Exercise details — Copy out every record that follows, word for word.

***** Extracted material

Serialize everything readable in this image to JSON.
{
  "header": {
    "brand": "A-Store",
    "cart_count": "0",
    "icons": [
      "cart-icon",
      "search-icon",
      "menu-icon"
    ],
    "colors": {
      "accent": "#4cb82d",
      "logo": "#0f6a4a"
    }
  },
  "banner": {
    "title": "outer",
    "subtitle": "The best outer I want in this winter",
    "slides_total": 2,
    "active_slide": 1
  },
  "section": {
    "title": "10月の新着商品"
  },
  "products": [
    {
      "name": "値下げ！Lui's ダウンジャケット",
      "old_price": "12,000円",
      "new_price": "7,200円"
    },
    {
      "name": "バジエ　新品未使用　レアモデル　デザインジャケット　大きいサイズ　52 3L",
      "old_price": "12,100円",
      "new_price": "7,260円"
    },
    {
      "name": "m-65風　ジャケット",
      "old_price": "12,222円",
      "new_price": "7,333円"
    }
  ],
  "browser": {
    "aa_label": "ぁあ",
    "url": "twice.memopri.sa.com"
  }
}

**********

Output —
Serialize everything readable in this image to JSON.
{
  "header": {
    "brand": "A-Store",
    "cart_count": "0",
    "icons": [
      "cart-icon",
      "search-icon",
      "menu-icon"
    ],
    "colors": {
      "accent": "#4cb82d",
      "logo": "#0f6a4a"
    }
  },
  "banner": {
    "title": "outer",
    "subtitle": "The best outer I want in this winter",
    "slides_total": 2,
    "active_slide": 1
  },
  "section": {
    "title": "10月の新着商品"
  },
  "products": [
    {
      "name": "値下げ！Lui's ダウンジャケット",
      "old_price": "12,000円",
      "new_price": "7,200円"
    },
    {
      "name": "バジエ　新品未使用　レアモデル　デザインジャケット　大きいサイズ　52 3L",
      "old_price": "12,100円",
      "new_price": "7,260円"
    },
    {
      "name": "m-65風　ジャケット",
      "old_price": "12,222円",
      "new_price": "7,333円"
    }
  ],
  "browser": {
    "aa_label": "ぁあ",
    "url": "twice.memopri.sa.com"
  }
}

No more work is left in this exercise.